+
+            failed: 'doctrine://default?queue_name=failed'
             # sync: 'sync://'

+        failure_transport: failed
+
         routing:
             # Route your messages to the transports
             App\Message\CommentMessage: async

If a problem occurs while handling a message, the consumer will retry 3 times before giving up. But instead of discarding the message, it will store it in a more permanent storage, the failed queue, which uses the Doctrine database.

Inspect failed messages and retry them via the following commands:

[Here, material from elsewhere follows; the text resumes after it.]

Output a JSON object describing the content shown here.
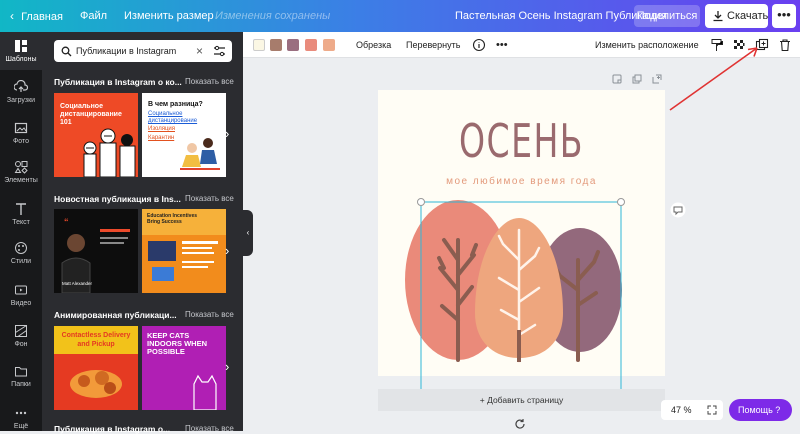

1
2
3
$ symfony console messenger:failed:show

$ symfony console messenger:failed:retry

Deploying RabbitMQ

Adding RabbitMQ to the production servers can be done by adding it to the list of services:

patch_file
 1
 2
 3
 4
 5
 6
 7
 8
 9
10
11
--- a/.symfony/services.yaml
+++ b/.symfony/services.yaml
@@ -5,3 +5,8 @@ db:

 rediscache:
     type: redis:5.0
+
+queue:
+    type: rabbitmq:3.7
+    disk: 1024
+    size: S

Reference it in the web container configuration as well and enable the amqp PHP extension:

patch_file
 1
 2
 3
 4
 5
 6
 7
 8
 9
10
11
12
13
14
15
16
17
18
--- a/.symfony.cloud.yaml
+++ b/.symfony.cloud.yaml
@@ -4,6 +4,7 @@ type: php:7.4

 runtime:
     extensions:
+        - amqp
         - pdo_pgsql
         - apcu
         - mbstring
@@ -22,6 +23,7 @@ variables:
 relationships:
     database: "db:postgresql"
     redis: "rediscache:redis"
+    rabbitmq: "queue:rabbitmq"

 web:
     locations:

When the RabbitMQ service is installed on a project, you can access its web management interface by opening the tunnel first:

1
2
3
4
5
$ symfony tunnel:open
$ symfony open:remote:rabbitmq

# when done
$ symfony tunnel:close

Running Workers on SymfonyCloud

To consume messages from RabbitMQ, we need to run the messenger:consume command continuously. On SymfonyCloud, this is the role of a worker:

patch_file
 1
 2
 3
 4
 5
 6
 7
 8
 9
10
11
12
13
14
15
--- a/.symfony.cloud.yaml
+++ b/.symfony.cloud.yaml
@@ -46,3 +46,12 @@ hooks:
         set -x -e

         (>&2 symfony-deploy)
+
+workers:
+    messages:
+        commands:
+            start: |
+                set -x -e
+
+                (>&2 symfony-deploy)
+                php bin/console messenger:consume async -vv --time-limit=3600 --memory-limit=128M

Like for the Symfony CLI, SymfonyCloud manages restarts and logs.

To get logs for a worker, use:

1
$ symfony logs --worker=messages all

This work, including the code samples, is licensed under a Creative Commons BY-NC-SA 4.0 license.